[INFORMATION PROVIDED Boundary: Start]

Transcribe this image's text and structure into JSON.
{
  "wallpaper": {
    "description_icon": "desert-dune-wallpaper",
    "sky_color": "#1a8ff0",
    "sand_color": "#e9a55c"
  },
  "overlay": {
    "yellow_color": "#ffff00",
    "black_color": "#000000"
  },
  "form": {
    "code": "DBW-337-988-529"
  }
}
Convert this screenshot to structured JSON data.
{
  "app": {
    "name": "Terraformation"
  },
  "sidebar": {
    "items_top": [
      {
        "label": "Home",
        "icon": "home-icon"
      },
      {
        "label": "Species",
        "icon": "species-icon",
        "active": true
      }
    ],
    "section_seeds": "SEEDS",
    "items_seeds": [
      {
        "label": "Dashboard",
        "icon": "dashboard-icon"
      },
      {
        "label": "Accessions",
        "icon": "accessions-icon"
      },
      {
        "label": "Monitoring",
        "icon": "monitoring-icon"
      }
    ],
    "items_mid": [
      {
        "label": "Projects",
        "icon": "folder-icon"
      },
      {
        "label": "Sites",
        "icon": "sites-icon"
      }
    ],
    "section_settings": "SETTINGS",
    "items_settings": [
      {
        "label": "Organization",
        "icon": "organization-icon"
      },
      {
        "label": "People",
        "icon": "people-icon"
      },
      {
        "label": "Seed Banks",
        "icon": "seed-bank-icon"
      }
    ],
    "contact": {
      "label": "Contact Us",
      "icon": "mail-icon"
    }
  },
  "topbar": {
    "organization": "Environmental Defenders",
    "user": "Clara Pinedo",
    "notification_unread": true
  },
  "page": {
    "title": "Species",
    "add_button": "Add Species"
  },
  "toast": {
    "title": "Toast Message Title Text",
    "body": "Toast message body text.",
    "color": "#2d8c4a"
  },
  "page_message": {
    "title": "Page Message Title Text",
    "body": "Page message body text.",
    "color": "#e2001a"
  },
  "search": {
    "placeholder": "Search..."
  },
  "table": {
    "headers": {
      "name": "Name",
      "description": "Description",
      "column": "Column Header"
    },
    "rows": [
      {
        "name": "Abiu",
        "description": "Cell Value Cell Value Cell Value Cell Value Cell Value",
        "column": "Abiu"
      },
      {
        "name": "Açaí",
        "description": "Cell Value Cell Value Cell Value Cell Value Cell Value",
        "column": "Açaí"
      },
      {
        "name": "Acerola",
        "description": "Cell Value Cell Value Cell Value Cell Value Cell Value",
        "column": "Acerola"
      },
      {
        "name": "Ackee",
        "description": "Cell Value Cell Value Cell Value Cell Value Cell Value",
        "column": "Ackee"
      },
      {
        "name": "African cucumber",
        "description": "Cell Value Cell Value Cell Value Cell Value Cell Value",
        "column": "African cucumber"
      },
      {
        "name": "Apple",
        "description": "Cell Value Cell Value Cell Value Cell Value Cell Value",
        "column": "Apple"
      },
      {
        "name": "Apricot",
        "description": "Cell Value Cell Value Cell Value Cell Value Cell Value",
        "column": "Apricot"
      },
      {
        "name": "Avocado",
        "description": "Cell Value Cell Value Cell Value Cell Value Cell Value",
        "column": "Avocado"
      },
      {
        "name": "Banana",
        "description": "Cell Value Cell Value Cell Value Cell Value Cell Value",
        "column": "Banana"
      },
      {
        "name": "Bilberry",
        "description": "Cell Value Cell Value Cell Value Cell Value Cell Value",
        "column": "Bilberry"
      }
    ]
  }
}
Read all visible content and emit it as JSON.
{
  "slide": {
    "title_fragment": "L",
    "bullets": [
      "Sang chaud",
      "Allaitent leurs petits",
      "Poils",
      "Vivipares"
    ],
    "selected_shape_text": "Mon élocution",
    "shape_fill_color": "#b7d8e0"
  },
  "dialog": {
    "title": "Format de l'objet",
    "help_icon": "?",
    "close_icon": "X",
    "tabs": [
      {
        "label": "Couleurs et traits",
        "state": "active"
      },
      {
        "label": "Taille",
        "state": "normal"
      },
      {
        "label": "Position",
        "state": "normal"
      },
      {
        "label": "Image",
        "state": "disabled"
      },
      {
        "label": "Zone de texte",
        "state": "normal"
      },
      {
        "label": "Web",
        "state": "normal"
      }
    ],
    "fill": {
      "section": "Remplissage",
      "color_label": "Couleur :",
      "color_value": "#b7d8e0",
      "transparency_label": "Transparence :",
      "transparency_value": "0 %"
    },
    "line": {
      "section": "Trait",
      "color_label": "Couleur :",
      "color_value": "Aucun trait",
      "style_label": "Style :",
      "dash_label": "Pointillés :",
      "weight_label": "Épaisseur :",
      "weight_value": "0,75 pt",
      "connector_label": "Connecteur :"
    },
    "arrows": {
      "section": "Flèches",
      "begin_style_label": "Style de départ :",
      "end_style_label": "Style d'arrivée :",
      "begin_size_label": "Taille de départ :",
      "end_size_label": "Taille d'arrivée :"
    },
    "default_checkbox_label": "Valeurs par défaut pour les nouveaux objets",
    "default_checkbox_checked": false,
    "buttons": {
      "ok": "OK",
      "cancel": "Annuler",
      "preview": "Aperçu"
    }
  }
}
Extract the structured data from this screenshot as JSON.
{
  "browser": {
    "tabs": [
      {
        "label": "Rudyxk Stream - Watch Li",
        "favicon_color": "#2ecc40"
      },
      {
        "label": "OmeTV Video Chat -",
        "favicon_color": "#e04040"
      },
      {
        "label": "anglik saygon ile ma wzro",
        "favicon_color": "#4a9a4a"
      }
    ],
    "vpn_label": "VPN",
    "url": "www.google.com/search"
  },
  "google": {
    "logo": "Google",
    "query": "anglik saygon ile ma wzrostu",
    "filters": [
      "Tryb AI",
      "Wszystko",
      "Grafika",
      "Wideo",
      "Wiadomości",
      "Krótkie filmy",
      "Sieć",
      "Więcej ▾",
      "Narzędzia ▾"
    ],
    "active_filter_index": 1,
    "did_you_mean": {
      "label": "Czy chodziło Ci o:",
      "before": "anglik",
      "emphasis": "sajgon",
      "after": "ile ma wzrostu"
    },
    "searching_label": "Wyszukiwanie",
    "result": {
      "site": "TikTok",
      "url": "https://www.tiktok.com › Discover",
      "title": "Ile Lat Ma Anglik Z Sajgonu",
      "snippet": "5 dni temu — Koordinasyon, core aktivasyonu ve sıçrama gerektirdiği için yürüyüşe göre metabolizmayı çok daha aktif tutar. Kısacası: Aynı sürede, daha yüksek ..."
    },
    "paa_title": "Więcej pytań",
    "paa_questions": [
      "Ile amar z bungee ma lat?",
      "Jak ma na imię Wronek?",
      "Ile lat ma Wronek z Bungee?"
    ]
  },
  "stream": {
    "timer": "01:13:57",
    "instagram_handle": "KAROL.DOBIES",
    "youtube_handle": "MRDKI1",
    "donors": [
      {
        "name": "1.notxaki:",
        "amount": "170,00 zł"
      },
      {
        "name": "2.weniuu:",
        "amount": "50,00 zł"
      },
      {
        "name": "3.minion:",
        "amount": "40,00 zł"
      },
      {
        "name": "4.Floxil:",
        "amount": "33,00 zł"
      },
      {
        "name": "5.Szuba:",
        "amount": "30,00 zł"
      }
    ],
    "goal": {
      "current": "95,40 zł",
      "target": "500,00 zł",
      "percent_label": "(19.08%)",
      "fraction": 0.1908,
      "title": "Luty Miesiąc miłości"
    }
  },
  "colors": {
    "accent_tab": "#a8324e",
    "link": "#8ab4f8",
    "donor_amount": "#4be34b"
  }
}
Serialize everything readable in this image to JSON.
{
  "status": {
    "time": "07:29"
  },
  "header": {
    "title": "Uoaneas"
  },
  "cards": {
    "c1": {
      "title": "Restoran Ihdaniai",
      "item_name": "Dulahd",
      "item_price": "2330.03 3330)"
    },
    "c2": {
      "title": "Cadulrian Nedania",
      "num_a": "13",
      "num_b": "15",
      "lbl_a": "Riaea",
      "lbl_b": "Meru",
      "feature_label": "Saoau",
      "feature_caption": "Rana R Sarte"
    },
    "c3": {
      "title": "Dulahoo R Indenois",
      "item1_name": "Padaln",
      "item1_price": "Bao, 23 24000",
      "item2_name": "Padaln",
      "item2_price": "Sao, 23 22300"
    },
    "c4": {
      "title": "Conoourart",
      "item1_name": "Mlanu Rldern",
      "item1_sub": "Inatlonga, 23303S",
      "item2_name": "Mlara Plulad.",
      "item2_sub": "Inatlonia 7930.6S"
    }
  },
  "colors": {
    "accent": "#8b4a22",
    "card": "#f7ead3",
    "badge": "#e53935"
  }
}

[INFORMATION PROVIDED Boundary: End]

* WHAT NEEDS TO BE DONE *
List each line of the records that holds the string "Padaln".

* WRITTEN RESPONSE *
      "item1_name": "Padaln",
      "item2_name": "Padaln",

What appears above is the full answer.